Start of AVAILABLE DATA

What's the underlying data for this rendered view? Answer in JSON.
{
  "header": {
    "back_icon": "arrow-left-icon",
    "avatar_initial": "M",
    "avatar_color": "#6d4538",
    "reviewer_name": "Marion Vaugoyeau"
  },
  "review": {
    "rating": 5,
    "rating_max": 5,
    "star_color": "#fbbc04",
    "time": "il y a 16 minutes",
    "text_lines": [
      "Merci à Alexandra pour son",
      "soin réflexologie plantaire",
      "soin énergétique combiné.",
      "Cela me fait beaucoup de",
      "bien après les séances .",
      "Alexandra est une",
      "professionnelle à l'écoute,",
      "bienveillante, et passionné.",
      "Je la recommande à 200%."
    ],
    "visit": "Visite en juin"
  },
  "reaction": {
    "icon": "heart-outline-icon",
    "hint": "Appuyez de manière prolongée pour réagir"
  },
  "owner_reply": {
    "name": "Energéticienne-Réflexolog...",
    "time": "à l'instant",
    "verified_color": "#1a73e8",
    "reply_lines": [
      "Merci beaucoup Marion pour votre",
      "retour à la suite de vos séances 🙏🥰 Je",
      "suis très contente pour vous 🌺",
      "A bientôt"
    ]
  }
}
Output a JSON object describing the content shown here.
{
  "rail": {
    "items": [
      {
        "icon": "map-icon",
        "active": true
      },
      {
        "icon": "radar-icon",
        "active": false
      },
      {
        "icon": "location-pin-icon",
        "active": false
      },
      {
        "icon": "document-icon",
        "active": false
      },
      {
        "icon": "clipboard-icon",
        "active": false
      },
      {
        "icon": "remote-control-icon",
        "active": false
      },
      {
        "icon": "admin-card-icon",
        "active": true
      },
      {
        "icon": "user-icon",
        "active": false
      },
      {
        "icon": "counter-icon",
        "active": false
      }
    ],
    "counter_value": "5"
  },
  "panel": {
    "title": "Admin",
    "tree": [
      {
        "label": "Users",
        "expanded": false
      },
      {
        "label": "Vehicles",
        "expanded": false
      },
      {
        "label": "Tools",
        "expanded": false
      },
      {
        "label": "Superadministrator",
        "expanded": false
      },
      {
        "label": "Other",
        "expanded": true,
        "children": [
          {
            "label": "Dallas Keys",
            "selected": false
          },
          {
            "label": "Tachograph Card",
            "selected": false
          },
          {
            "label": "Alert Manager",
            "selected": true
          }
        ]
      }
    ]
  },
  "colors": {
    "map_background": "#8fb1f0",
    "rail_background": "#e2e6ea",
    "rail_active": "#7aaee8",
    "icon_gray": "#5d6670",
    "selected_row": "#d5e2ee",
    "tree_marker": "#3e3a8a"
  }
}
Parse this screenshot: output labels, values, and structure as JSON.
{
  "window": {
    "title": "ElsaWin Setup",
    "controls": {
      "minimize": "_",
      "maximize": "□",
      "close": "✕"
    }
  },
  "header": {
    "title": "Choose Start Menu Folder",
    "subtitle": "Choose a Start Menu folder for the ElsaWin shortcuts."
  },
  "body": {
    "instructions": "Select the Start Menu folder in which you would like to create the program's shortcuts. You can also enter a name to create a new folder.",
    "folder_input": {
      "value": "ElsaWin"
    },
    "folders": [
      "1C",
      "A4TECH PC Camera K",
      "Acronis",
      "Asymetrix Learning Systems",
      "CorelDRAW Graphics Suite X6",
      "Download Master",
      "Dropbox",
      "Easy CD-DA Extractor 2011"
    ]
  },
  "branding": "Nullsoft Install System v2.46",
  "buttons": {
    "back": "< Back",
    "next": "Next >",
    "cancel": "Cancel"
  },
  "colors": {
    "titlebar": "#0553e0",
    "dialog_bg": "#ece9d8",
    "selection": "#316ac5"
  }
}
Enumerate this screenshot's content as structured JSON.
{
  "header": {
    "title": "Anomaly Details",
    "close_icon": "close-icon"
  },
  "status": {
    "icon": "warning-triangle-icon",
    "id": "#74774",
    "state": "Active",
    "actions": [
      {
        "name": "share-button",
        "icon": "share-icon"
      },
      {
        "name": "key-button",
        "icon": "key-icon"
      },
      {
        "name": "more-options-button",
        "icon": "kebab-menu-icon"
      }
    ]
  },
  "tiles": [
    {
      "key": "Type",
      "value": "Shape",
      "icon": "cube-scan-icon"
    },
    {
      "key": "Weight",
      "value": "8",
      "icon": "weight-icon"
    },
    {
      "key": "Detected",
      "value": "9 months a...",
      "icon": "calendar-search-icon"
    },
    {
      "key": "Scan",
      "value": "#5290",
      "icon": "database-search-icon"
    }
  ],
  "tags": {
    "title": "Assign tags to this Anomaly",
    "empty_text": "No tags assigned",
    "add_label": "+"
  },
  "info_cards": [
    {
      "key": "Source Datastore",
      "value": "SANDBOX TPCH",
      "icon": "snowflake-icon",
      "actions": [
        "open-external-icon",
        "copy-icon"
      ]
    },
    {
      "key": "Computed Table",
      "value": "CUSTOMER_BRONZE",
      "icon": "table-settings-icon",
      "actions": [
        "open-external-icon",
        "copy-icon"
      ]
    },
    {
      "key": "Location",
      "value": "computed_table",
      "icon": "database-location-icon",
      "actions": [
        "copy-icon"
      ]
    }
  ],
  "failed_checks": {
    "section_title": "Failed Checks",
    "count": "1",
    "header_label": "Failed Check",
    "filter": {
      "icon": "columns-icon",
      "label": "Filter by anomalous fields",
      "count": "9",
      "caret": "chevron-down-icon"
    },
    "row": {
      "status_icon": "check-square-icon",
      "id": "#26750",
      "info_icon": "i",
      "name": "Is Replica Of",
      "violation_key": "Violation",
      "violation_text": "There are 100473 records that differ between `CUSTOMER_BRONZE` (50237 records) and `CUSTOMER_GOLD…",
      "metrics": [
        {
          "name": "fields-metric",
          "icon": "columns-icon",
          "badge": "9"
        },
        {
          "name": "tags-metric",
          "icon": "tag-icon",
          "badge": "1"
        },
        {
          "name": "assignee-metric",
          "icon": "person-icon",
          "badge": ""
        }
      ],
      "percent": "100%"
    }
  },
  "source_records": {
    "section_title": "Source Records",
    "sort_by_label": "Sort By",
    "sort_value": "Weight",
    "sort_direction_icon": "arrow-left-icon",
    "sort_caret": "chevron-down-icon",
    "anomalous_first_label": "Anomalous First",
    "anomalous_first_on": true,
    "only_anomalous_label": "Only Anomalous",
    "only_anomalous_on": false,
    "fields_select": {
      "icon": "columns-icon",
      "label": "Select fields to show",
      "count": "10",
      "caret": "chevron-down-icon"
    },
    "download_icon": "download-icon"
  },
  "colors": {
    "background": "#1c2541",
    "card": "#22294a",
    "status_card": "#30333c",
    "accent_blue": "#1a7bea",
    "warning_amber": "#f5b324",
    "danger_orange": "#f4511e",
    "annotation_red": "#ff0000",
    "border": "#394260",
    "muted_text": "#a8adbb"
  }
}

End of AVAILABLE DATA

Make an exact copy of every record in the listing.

What's the underlying data for this rendered view? Answer in JSON.
{
  "header": {
    "back_icon": "arrow-left-icon",
    "avatar_initial": "M",
    "avatar_color": "#6d4538",
    "reviewer_name": "Marion Vaugoyeau"
  },
  "review": {
    "rating": 5,
    "rating_max": 5,
    "star_color": "#fbbc04",
    "time": "il y a 16 minutes",
    "text_lines": [
      "Merci à Alexandra pour son",
      "soin réflexologie plantaire",
      "soin énergétique combiné.",
      "Cela me fait beaucoup de",
      "bien après les séances .",
      "Alexandra est une",
      "professionnelle à l'écoute,",
      "bienveillante, et passionné.",
      "Je la recommande à 200%."
    ],
    "visit": "Visite en juin"
  },
  "reaction": {
    "icon": "heart-outline-icon",
    "hint": "Appuyez de manière prolongée pour réagir"
  },
  "owner_reply": {
    "name": "Energéticienne-Réflexolog...",
    "time": "à l'instant",
    "verified_color": "#1a73e8",
    "reply_lines": [
      "Merci beaucoup Marion pour votre",
      "retour à la suite de vos séances 🙏🥰 Je",
      "suis très contente pour vous 🌺",
      "A bientôt"
    ]
  }
}
Output a JSON object describing the content shown here.
{
  "rail": {
    "items": [
      {
        "icon": "map-icon",
        "active": true
      },
      {
        "icon": "radar-icon",
        "active": false
      },
      {
        "icon": "location-pin-icon",
        "active": false
      },
      {
        "icon": "document-icon",
        "active": false
      },
      {
        "icon": "clipboard-icon",
        "active": false
      },
      {
        "icon": "remote-control-icon",
        "active": false
      },
      {
        "icon": "admin-card-icon",
        "active": true
      },
      {
        "icon": "user-icon",
        "active": false
      },
      {
        "icon": "counter-icon",
        "active": false
      }
    ],
    "counter_value": "5"
  },
  "panel": {
    "title": "Admin",
    "tree": [
      {
        "label": "Users",
        "expanded": false
      },
      {
        "label": "Vehicles",
        "expanded": false
      },
      {
        "label": "Tools",
        "expanded": false
      },
      {
        "label": "Superadministrator",
        "expanded": false
      },
      {
        "label": "Other",
        "expanded": true,
        "children": [
          {
            "label": "Dallas Keys",
            "selected": false
          },
          {
            "label": "Tachograph Card",
            "selected": false
          },
          {
            "label": "Alert Manager",
            "selected": true
          }
        ]
      }
    ]
  },
  "colors": {
    "map_background": "#8fb1f0",
    "rail_background": "#e2e6ea",
    "rail_active": "#7aaee8",
    "icon_gray": "#5d6670",
    "selected_row": "#d5e2ee",
    "tree_marker": "#3e3a8a"
  }
}
Parse this screenshot: output labels, values, and structure as JSON.
{
  "window": {
    "title": "ElsaWin Setup",
    "controls": {
      "minimize": "_",
      "maximize": "□",
      "close": "✕"
    }
  },
  "header": {
    "title": "Choose Start Menu Folder",
    "subtitle": "Choose a Start Menu folder for the ElsaWin shortcuts."
  },
  "body": {
    "instructions": "Select the Start Menu folder in which you would like to create the program's shortcuts. You can also enter a name to create a new folder.",
    "folder_input": {
      "value": "ElsaWin"
    },
    "folders": [
      "1C",
      "A4TECH PC Camera K",
      "Acronis",
      "Asymetrix Learning Systems",
      "CorelDRAW Graphics Suite X6",
      "Download Master",
      "Dropbox",
      "Easy CD-DA Extractor 2011"
    ]
  },
  "branding": "Nullsoft Install System v2.46",
  "buttons": {
    "back": "< Back",
    "next": "Next >",
    "cancel": "Cancel"
  },
  "colors": {
    "titlebar": "#0553e0",
    "dialog_bg": "#ece9d8",
    "selection": "#316ac5"
  }
}
Enumerate this screenshot's content as structured JSON.
{
  "header": {
    "title": "Anomaly Details",
    "close_icon": "close-icon"
  },
  "status": {
    "icon": "warning-triangle-icon",
    "id": "#74774",
    "state": "Active",
    "actions": [
      {
        "name": "share-button",
        "icon": "share-icon"
      },
      {
        "name": "key-button",
        "icon": "key-icon"
      },
      {
        "name": "more-options-button",
        "icon": "kebab-menu-icon"
      }
    ]
  },
  "tiles": [
    {
      "key": "Type",
      "value": "Shape",
      "icon": "cube-scan-icon"
    },
    {
      "key": "Weight",
      "value": "8",
      "icon": "weight-icon"
    },
    {
      "key": "Detected",
      "value": "9 months a...",
      "icon": "calendar-search-icon"
    },
    {
      "key": "Scan",
      "value": "#5290",
      "icon": "database-search-icon"
    }
  ],
  "tags": {
    "title": "Assign tags to this Anomaly",
    "empty_text": "No tags assigned",
    "add_label": "+"
  },
  "info_cards": [
    {
      "key": "Source Datastore",
      "value": "SANDBOX TPCH",
      "icon": "snowflake-icon",
      "actions": [
        "open-external-icon",
        "copy-icon"
      ]
    },
    {
      "key": "Computed Table",
      "value": "CUSTOMER_BRONZE",
      "icon": "table-settings-icon",
      "actions": [
        "open-external-icon",
        "copy-icon"
      ]
    },
    {
      "key": "Location",
      "value": "computed_table",
      "icon": "database-location-icon",
      "actions": [
        "copy-icon"
      ]
    }
  ],
  "failed_checks": {
    "section_title": "Failed Checks",
    "count": "1",
    "header_label": "Failed Check",
    "filter": {
      "icon": "columns-icon",
      "label": "Filter by anomalous fields",
      "count": "9",
      "caret": "chevron-down-icon"
    },
    "row": {
      "status_icon": "check-square-icon",
      "id": "#26750",
      "info_icon": "i",
      "name": "Is Replica Of",
      "violation_key": "Violation",
      "violation_text": "There are 100473 records that differ between `CUSTOMER_BRONZE` (50237 records) and `CUSTOMER_GOLD…",
      "metrics": [
        {
          "name": "fields-metric",
          "icon": "columns-icon",
          "badge": "9"
        },
        {
          "name": "tags-metric",
          "icon": "tag-icon",
          "badge": "1"
        },
        {
          "name": "assignee-metric",
          "icon": "person-icon",
          "badge": ""
        }
      ],
      "percent": "100%"
    }
  },
  "source_records": {
    "section_title": "Source Records",
    "sort_by_label": "Sort By",
    "sort_value": "Weight",
    "sort_direction_icon": "arrow-left-icon",
    "sort_caret": "chevron-down-icon",
    "anomalous_first_label": "Anomalous First",
    "anomalous_first_on": true,
    "only_anomalous_label": "Only Anomalous",
    "only_anomalous_on": false,
    "fields_select": {
      "icon": "columns-icon",
      "label": "Select fields to show",
      "count": "10",
      "caret": "chevron-down-icon"
    },
    "download_icon": "download-icon"
  },
  "colors": {
    "background": "#1c2541",
    "card": "#22294a",
    "status_card": "#30333c",
    "accent_blue": "#1a7bea",
    "warning_amber": "#f5b324",
    "danger_orange": "#f4511e",
    "annotation_red": "#ff0000",
    "border": "#394260",
    "muted_text": "#a8adbb"
  }
}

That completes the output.